### PROVIDED RECORDS
┏━━

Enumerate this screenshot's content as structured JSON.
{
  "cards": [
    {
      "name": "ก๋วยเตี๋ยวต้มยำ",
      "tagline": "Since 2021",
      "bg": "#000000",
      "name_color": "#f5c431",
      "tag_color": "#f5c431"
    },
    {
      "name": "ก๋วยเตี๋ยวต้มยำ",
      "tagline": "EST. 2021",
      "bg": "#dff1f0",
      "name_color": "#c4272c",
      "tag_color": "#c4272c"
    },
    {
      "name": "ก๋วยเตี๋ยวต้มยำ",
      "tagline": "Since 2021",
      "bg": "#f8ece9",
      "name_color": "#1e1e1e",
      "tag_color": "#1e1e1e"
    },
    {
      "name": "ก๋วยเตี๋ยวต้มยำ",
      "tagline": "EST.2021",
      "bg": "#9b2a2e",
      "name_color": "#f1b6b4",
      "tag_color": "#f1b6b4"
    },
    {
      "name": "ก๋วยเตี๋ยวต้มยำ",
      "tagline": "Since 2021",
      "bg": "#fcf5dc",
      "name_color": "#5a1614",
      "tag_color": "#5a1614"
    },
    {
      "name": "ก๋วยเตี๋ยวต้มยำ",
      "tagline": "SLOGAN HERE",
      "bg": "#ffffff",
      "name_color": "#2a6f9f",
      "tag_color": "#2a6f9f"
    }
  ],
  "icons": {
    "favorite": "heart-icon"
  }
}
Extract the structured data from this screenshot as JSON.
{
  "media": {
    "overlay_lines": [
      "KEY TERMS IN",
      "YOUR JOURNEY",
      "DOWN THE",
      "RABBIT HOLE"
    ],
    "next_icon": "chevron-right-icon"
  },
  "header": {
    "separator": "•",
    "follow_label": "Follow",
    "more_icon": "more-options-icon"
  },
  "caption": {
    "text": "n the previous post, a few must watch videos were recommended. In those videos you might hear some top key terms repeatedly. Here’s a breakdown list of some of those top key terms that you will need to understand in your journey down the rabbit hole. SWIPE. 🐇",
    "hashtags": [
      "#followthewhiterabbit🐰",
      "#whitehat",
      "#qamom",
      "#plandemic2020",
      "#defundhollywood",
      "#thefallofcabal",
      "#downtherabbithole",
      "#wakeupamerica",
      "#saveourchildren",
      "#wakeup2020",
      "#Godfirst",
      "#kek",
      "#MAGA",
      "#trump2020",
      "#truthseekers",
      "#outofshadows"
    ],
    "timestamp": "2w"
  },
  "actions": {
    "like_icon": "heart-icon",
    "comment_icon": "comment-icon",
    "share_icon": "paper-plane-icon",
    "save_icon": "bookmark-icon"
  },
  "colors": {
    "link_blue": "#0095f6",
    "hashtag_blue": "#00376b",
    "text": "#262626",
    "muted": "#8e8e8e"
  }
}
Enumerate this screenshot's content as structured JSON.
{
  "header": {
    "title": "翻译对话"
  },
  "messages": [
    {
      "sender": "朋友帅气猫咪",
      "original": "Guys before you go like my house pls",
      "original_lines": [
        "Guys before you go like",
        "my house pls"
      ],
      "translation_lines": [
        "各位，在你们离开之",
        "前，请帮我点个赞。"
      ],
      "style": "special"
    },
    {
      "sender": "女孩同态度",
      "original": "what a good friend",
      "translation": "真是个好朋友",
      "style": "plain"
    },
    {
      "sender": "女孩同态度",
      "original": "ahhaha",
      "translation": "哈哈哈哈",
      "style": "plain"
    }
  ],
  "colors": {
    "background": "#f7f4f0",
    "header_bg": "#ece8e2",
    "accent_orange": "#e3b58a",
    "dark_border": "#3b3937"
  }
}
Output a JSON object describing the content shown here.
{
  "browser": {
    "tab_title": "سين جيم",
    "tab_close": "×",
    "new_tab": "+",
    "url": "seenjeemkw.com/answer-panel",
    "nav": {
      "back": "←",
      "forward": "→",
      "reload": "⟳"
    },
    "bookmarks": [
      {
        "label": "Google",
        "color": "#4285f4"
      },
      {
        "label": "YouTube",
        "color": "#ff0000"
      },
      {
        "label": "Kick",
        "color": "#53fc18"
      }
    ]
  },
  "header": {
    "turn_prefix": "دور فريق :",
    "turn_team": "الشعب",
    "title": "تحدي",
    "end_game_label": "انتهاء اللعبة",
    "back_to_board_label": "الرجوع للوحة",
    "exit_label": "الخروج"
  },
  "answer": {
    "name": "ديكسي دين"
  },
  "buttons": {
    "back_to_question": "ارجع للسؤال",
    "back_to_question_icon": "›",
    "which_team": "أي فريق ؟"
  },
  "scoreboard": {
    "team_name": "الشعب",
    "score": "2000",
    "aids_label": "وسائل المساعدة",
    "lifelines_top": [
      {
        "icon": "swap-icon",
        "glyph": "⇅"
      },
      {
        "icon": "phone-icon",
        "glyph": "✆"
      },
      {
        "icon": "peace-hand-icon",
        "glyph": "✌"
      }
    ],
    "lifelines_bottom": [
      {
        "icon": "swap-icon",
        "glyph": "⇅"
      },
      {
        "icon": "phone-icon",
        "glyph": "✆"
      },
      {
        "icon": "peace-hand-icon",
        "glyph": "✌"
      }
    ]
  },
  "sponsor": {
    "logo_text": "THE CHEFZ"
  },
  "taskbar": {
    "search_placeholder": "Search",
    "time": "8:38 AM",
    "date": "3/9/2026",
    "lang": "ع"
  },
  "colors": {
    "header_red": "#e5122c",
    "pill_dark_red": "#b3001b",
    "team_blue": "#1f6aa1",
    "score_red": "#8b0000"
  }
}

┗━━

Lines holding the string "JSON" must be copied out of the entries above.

Enumerate this screenshot's content as structured JSON.
Extract the structured data from this screenshot as JSON.
Enumerate this screenshot's content as structured JSON.
Output a JSON object describing the content shown here.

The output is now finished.